    • Hindwings extended at the apical angle (arrow)
    • Larval and pupal stages remain inside seed
  • Grain moth damage
    • First reported from France in 1736
    • Most destructive insect of grain in USA, esp. corn
    • May also attack developing wheat grain in field
    • Adult moths do not feed on grain
    • Eggs laid in clusters on grain>>produces larvae that feed in masses
    • Larvae feed on starchy portions of seed, adult escapes from a circular exit hole
    • There could be 6 generation
  • Indian meal moth Plodia interpunctella
    • Has European origin
    • Moth with a natural parasite (Bracon hebetor)
    • Identification (moth): base of forewings gray, half of the wing is reddish brown; black legs; conical head
    • Identification (larva): creamish with pinkish tinge and light brown head, make extensive webbing
    • Lifecycle: 4 to 6 weeks
    Meal moth larvae Bracon hebetor
  • Damage by Indian meal moth
    • Pest with a wide host range
    • Rapid lifecycle (4 wk)
    • Destroys stored grain by
      • Directly feeding on grain
      • Producing silken tunnels
      • Contaminating grain with excreta
  • Mediterranean flour moth Ephestia kuhniella
    • First reported from NA in 1889
    • Identification :
    • Moth had gray wings with zigzag line that may not be very clear
    • Hindwings are white with hairy margin
    • Eggs are laid in clusters on food or sacks or cracks
    • Larva is damaging: whitish or pinkish with hardened head capsule, spin silken tubes in flour
    • Pupate in silken cocoons
    • Lifecycle: 9 to 10 weeks
    • Modern fumigation methods have reduced pest status
    • Caterpillars web together flour and live inside
    • Flour is favorite but whole grain may be attacked
    • Moths may be monitored using pheromone traps
    Feeding injury by mediterranean flour moth
  • Storage temp. vs. Insect activity
  • 0 150 300 450 0 1 2 3 4 No. of Insects Months The number of insects present at the start of storage is critical Treat the storage areas and harvest at the right time to cut postharvest losses!
  • Back to basics…
    • In USA, stored product losses have been enormous due to rice or maize weevils.
    • Reduction of losses:
      • By sanitation or hygiene – need of good plant design, stacking, sweeping, vacuum cleaning, and efficient disposal of infested debris

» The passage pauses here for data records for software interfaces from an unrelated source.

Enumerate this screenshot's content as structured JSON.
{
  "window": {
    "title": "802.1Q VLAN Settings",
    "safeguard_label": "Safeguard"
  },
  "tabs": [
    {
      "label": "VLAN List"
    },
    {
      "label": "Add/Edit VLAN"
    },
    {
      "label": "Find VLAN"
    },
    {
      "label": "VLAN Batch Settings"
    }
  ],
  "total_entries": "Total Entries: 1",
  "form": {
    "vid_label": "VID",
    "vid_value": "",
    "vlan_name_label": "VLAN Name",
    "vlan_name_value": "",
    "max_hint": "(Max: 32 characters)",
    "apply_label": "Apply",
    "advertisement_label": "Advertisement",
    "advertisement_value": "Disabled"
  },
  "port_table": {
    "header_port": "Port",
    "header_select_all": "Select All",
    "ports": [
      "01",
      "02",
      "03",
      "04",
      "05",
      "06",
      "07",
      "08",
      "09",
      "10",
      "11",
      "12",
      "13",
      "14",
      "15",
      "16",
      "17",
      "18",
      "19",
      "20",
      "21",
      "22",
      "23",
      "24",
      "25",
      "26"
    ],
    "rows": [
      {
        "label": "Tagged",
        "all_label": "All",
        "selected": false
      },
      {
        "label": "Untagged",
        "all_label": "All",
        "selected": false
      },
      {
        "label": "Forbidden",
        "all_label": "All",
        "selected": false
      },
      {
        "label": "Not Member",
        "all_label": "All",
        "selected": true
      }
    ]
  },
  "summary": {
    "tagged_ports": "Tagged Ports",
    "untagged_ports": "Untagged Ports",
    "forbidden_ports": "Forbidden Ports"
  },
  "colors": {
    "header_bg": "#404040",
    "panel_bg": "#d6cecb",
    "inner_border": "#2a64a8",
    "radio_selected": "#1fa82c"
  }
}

      • Use of monitoring devices – light traps (cigarette beetle, med. flour moth), pheromone traps (delta traps for Angoumois grain moth, Indian meal moth), floor traps (sawtooth grain beetle, drugstore beetle, etc.)
      • By using fumigants & contact insecticides
      • By improved storage/packaging: more research??
    Source: Page & Lubatti (1963), Parkin (1956), Fields & White (2002)
  • Back to basics…
    • Mode of action: fumigants intervene ATP formation, upset enzyme systems, action is rapid
    • The rate of uptake of fumigant by insects depends on the rate of fixation in tissues
    • Insects that may seem to recover can have sublethal effects
    • Success of fumigation depends largely on even distribution of fumigant and on penetration.
    Source: Page & Lubatti (1963), Parkin (1956), Fields & White (2002)
  • QUESTIONS?